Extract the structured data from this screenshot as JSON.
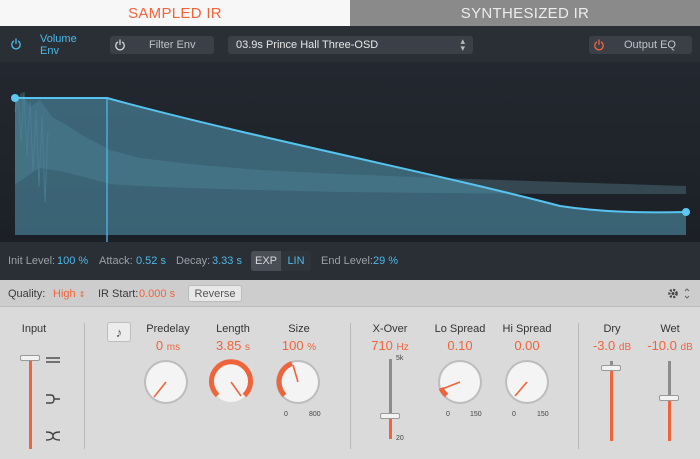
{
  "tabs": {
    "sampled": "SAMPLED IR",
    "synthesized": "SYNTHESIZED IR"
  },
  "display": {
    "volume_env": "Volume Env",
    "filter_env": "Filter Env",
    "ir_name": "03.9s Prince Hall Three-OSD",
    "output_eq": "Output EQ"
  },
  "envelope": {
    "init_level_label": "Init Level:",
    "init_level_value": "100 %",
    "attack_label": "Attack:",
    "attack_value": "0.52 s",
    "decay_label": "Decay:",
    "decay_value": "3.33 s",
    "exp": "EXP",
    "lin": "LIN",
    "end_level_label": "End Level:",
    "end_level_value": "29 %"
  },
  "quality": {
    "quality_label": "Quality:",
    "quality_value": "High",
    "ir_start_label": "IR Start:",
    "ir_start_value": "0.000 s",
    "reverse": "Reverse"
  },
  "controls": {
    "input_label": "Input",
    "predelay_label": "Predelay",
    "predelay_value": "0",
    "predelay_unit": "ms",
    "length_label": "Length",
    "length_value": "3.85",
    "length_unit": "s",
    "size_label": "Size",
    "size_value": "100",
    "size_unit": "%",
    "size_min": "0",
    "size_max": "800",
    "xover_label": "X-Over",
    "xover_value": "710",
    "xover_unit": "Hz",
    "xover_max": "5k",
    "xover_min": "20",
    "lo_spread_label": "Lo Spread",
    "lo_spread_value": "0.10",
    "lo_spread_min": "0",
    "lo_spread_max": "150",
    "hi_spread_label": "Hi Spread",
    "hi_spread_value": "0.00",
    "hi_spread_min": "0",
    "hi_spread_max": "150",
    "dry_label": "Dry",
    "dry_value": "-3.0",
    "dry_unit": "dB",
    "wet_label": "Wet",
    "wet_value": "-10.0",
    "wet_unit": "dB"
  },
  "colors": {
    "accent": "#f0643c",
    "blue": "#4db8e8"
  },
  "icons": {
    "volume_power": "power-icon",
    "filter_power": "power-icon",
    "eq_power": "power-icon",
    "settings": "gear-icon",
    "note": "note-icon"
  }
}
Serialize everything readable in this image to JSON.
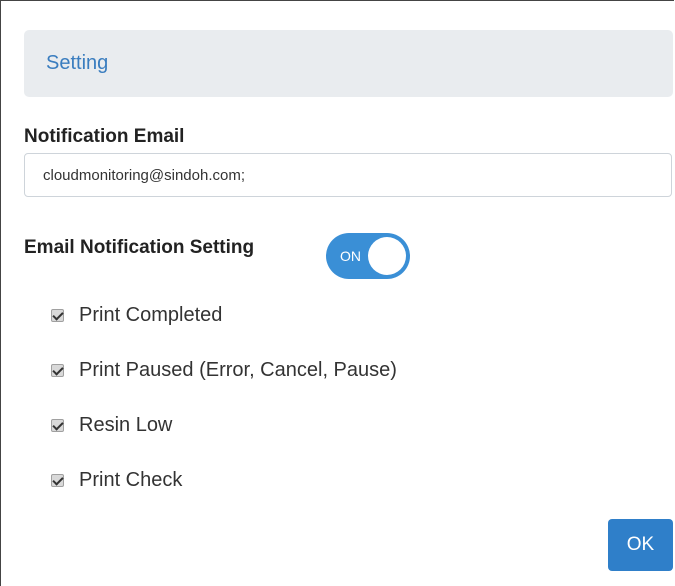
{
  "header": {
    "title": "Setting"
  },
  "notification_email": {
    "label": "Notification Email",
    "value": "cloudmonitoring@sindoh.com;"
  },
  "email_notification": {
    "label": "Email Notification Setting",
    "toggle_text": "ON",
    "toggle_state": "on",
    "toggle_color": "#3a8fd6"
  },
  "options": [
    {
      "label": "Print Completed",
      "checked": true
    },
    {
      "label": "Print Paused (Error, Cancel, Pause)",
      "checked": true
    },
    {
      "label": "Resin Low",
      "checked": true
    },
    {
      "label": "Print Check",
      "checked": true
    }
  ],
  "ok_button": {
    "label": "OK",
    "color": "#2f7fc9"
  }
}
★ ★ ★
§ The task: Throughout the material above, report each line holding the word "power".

§ Output of the task:
    "volume_power": "power-icon",
    "filter_power": "power-icon",
    "eq_power": "power-icon",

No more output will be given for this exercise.